Gone Fishin'

We live in a city, only 10 minutes from the downtown core, and yet two blocks from our house is a huge park that runs along the river. This is one of the many things I love about Ottawa.

Last night, we piled into the car in search of a bait shop as learning how to fish was one of the top three things our kids wrote on their "I have to do this summer or I will die" lists. We got to the bait shop fifteen minutes after it closed.

I turned the car around and headed to Loblaws. Armed with two fishing rods, some hooks and a package of hot dogs, we went to the park where we ate our picnic dinner and Wifey gave her first fishing lesson.

The munchkins had only been fishing once before in their lifetime and that was with their foster family. On this trip, they caught Bubay (their toddler foster brother) twice which quickly ended the adventure before a hook even had grazed the water.

The kids stood out in the river for about an hour learning to cast and while I watched bits of pseudo fish bait, the hot dogs, fly everywhere. Hot dog, it turns out, is quite tricky to hook for adults and kids alike.

Once the dog figured out that the bait was hot dog, he was the only animal in the whole entire river interested in what was on the end of the fishing rod. A few times, he almost forgot his manners, and tried to bite the hot dog right off of the fish hook.

The sun was starting to set. Bella had long ago tangled her line beyond repair and was catching minnows in the shallow weeds, and Bubaloo was hooking his final piece of hot dog. Wifey and I were taking self portraits on the shore and had given the munchkins their five minute pre-departure warning.

Bubaloo threw out his last cast, and moments later yelled to us, "I got a fish."

Thinking he'd caught another bunch of weeds, Wifey and I were slow to react. I then looked at the line and saw it moving in the water.
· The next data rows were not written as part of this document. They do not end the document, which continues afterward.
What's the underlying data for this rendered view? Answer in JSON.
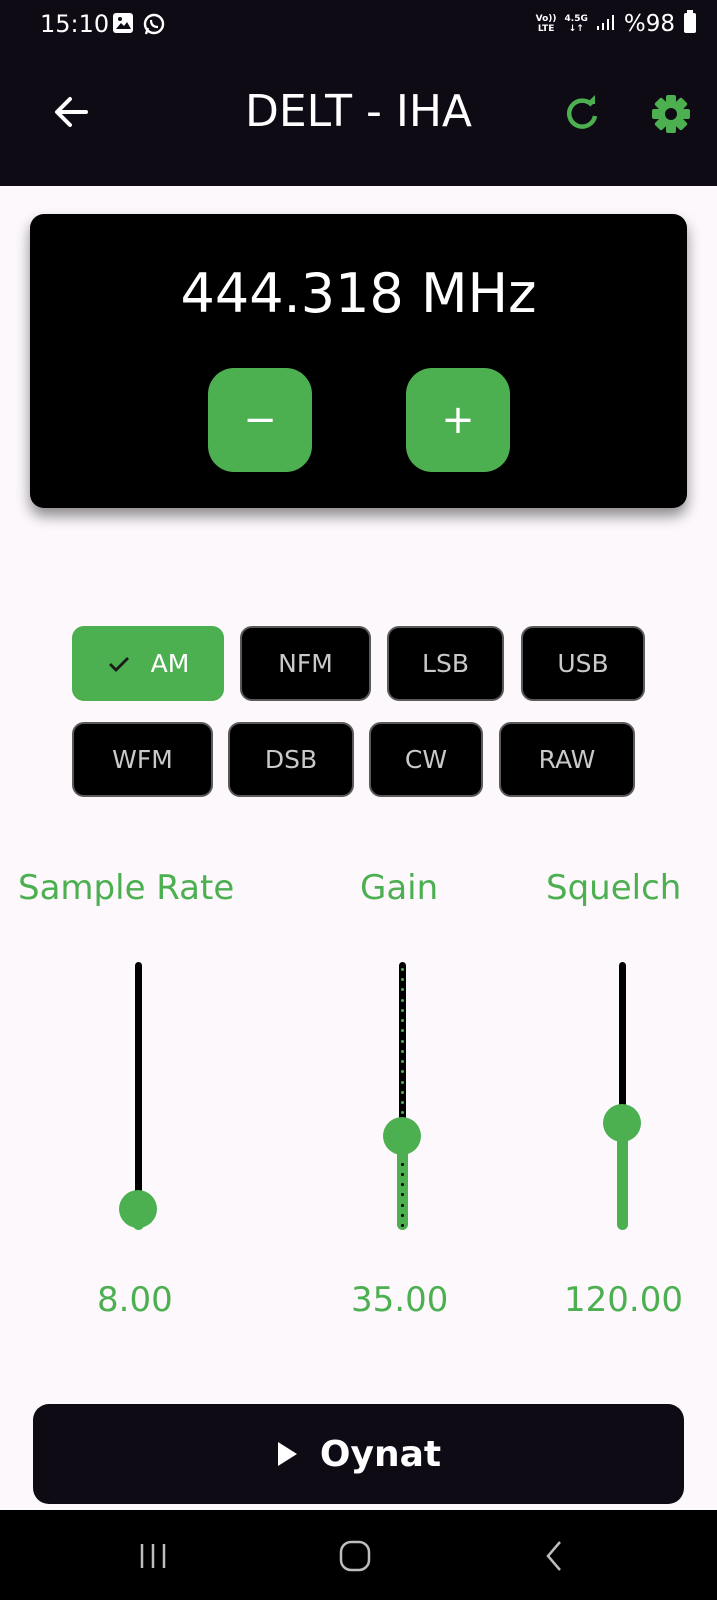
{
  "status_bar": {
    "time": "15:10",
    "network": "4.5G",
    "volte_line1": "Vo))",
    "volte_line2": "LTE",
    "battery": "%98"
  },
  "app_bar": {
    "title": "DELT - IHA"
  },
  "frequency": {
    "display": "444.318 MHz",
    "minus_label": "−",
    "plus_label": "+"
  },
  "modes": {
    "selected": "AM",
    "row1": [
      "AM",
      "NFM",
      "LSB",
      "USB"
    ],
    "row2": [
      "WFM",
      "DSB",
      "CW",
      "RAW"
    ]
  },
  "sliders": [
    {
      "label": "Sample Rate",
      "value": "8.00",
      "fraction": 0.08,
      "ticks": false
    },
    {
      "label": "Gain",
      "value": "35.00",
      "fraction": 0.35,
      "ticks": true
    },
    {
      "label": "Squelch",
      "value": "120.00",
      "fraction": 0.4,
      "ticks": false
    }
  ],
  "play": {
    "label": "Oynat"
  },
  "colors": {
    "accent": "#4caf50",
    "dark": "#0f0b14",
    "background": "#fcf8fc"
  }
}
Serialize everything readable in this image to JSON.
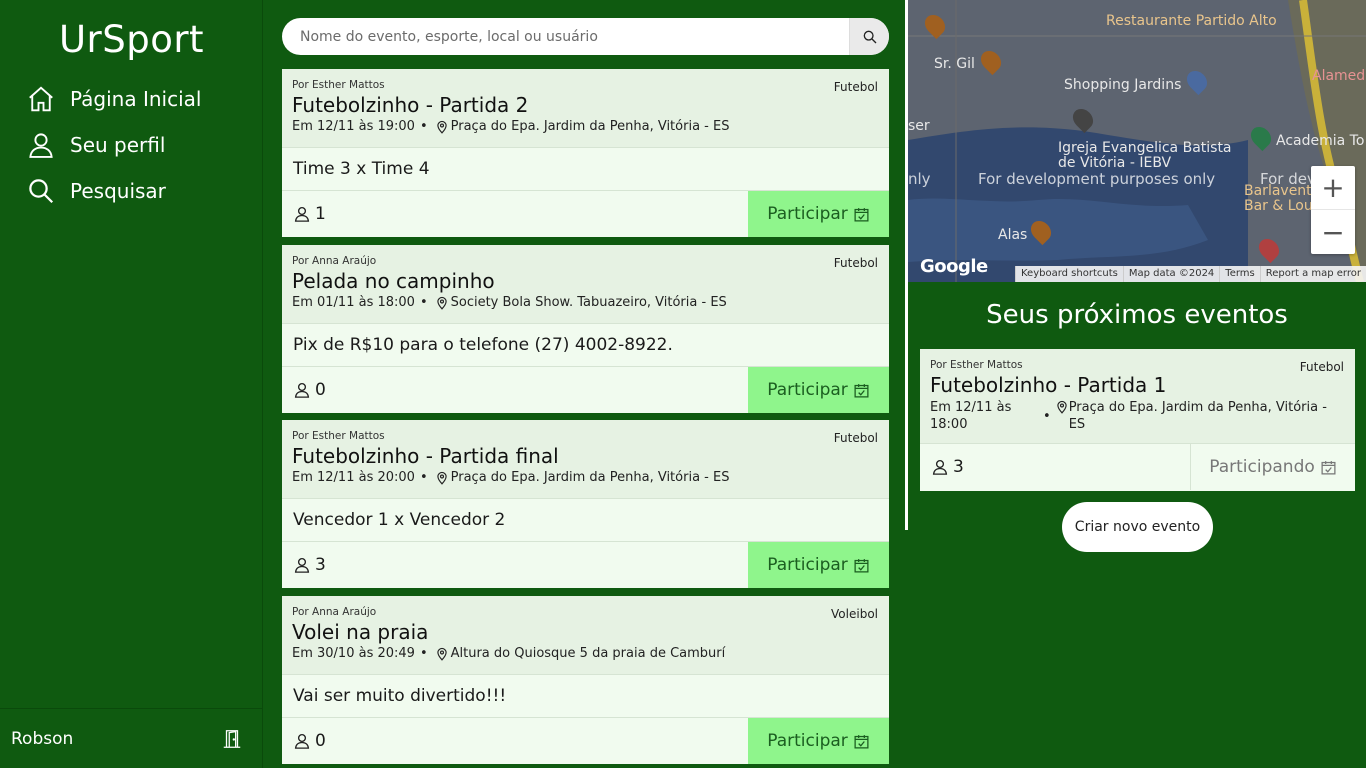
{
  "app": {
    "brand": "UrSport"
  },
  "nav": [
    {
      "label": "Página Inicial",
      "icon": "home-icon"
    },
    {
      "label": "Seu perfil",
      "icon": "user-icon"
    },
    {
      "label": "Pesquisar",
      "icon": "search-icon"
    }
  ],
  "user": {
    "name": "Robson",
    "logout_icon": "door-exit-icon"
  },
  "search": {
    "placeholder": "Nome do evento, esporte, local ou usuário"
  },
  "feed": [
    {
      "author": "Por Esther Mattos",
      "sport": "Futebol",
      "title": "Futebolzinho - Partida 2",
      "date": "Em 12/11 às 19:00",
      "location": "Praça do Epa. Jardim da Penha, Vitória - ES",
      "description": "Time 3 x Time 4",
      "participants": "1",
      "action": "Participar"
    },
    {
      "author": "Por Anna Araújo",
      "sport": "Futebol",
      "title": "Pelada no campinho",
      "date": "Em 01/11 às 18:00",
      "location": "Society Bola Show. Tabuazeiro, Vitória - ES",
      "description": "Pix de R$10 para o telefone (27) 4002-8922.",
      "participants": "0",
      "action": "Participar"
    },
    {
      "author": "Por Esther Mattos",
      "sport": "Futebol",
      "title": "Futebolzinho - Partida final",
      "date": "Em 12/11 às 20:00",
      "location": "Praça do Epa. Jardim da Penha, Vitória - ES",
      "description": "Vencedor 1 x Vencedor 2",
      "participants": "3",
      "action": "Participar"
    },
    {
      "author": "Por Anna Araújo",
      "sport": "Voleibol",
      "title": "Volei na praia",
      "date": "Em 30/10 às 20:49",
      "location": "Altura do Quiosque 5 da praia de Camburí",
      "description": "Vai ser muito divertido!!!",
      "participants": "0",
      "action": "Participar"
    }
  ],
  "map": {
    "labels": [
      "Restaurante Partido Alto",
      "Sr. Gil",
      "Shopping Jardins",
      "Alamed",
      "Igreja Evangelica Batista",
      "de Vitória - IEBV",
      "Academia To",
      "Barlavento Be",
      "Bar & Lou",
      "Alas",
      "ser",
      "nly",
      "For dev"
    ],
    "dev_notice": "For development purposes only",
    "logo": "Google",
    "zoom_in": "+",
    "zoom_out": "−",
    "footer": [
      "Keyboard shortcuts",
      "Map data ©2024",
      "Terms",
      "Report a map error"
    ]
  },
  "upcoming": {
    "title": "Seus próximos eventos",
    "event": {
      "author": "Por Esther Mattos",
      "sport": "Futebol",
      "title": "Futebolzinho - Partida 1",
      "date": "Em 12/11 às 18:00",
      "separator": "•",
      "location": "Praça do Epa. Jardim da Penha, Vitória - ES",
      "participants": "3",
      "status": "Participando"
    },
    "create_label": "Criar novo evento"
  },
  "separator": "•"
}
Wifey dashed into the river, Bubaloo reeled the fish in, and they placed it in the net.

There stood my beaming son with his rod in one hand looking into the net at the first fish he'd ever caught. And, are you ready for this? He somehow had managed to catch a foot-long bass.

gone fishin

The whole way home he kept on telling me how proud he was of himself.

The whole way home I thought my heart was going to burst with happiness and joy for him. I was so proud. And, so fiercely protectively proud of him and his fish. This was the first moment of parenting like this for me. The "ah ha" of watching your kids succeed and grow by leaps and bounds in a single moment.